Document Type




Publication Date



Austin Publishing Group

Source Publication

Austin Journal of Nursing & Health Care

Source ISSN



Aim: The aim of this project was to describe the psychometric properties of a recently developed instrument that measures Hispanic mother normative beliefs, intentions, past experience, and past behavior regarding the Discussion of Sex-Related Topics (DSRTs) with their adolescent daughters.

Background: The DSRTs between Hispanic mothers and their adolescent daughters is important because this interaction has been found to be a protective factor against the daughter’s risk for STDs and unintended pregnancy. Hispanic mother talk less with their daughters about sex-related topics (SRTs) than other ethnic groups. The Rodriguez Normative Belief Instrument (RNBI) has been established to measure normative beliefs, normative beliefs, past behavior, and past experience regarding Hispanic mothers’ DSRTs with their adolescent daughters.

Method: The 44-item RNBI was developed based on the Theory of Planned Behavior and the Parent-Based Expansion Theory of Planned Behavior. A convenience sample of 119 Hispanic mothers of adolescent females grades 6 through 8 from two Midwestern Catholic Middle Schools was enrolled completed the instrument. Paper and pen instruments were administered in the language of the participant’s choice, English or Spanish.

Results: The entire RNBI and each of the four subscales demonstrated acceptable internal consistency (Cronbach’s alpha = .70). The overall reliability of the RNBI was .82 with the normative beliefs subscale of .85, intentions .88, past behavior .89, and past experience .88. Confirmatory factor analysis validated the four subscales.

Conclusion: Psychometric analyses indicated that the RNBI demonstrates acceptable validity and reliability for this sample.


Published version.
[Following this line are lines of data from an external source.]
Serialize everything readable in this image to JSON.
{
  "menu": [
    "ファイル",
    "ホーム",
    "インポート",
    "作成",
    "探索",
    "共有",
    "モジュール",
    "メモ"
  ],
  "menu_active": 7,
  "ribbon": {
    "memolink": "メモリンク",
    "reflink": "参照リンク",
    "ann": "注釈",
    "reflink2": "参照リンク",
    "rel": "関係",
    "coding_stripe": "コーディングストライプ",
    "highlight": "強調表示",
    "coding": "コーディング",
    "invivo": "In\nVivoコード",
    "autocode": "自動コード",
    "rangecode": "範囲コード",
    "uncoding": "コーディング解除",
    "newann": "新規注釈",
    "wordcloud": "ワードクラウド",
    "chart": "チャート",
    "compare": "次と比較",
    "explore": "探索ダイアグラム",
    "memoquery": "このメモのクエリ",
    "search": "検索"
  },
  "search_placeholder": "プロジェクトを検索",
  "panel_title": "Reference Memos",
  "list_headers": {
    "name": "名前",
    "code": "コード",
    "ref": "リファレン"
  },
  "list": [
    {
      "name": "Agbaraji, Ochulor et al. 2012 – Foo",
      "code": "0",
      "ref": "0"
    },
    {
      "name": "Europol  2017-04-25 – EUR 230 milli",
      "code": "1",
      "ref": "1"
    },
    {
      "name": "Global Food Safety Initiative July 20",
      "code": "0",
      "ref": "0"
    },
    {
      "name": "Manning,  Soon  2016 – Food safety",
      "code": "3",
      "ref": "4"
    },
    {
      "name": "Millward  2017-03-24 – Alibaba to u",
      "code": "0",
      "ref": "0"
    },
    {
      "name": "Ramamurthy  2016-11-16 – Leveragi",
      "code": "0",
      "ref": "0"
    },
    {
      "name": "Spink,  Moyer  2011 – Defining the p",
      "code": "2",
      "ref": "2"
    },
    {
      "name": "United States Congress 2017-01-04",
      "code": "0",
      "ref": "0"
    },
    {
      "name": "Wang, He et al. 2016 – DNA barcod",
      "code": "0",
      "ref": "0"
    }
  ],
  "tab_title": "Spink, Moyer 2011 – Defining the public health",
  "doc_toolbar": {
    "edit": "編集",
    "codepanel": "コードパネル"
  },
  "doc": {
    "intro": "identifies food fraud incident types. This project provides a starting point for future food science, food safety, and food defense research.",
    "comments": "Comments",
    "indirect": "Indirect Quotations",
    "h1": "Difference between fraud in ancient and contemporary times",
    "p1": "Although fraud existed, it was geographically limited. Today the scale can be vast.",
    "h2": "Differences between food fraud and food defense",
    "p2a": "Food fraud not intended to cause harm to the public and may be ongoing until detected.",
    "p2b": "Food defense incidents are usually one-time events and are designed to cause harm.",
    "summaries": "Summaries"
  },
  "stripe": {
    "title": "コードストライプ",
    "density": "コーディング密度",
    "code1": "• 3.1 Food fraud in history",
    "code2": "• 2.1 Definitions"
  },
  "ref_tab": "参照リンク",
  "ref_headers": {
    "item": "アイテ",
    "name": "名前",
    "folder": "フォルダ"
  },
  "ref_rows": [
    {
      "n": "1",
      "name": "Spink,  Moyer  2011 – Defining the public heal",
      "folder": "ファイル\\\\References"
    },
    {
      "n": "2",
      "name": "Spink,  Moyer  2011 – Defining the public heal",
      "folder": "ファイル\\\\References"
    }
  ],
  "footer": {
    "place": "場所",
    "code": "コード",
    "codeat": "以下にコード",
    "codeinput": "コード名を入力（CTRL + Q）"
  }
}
Austin Journal of Nursing & Health Care, Vol. 1, No. 2 (2014). Permalink.

Creative Commons License

Creative Commons Attribution 4.0 License
This work is licensed under a Creative Commons Attribution 4.0 License.

Included in

Nursing Commons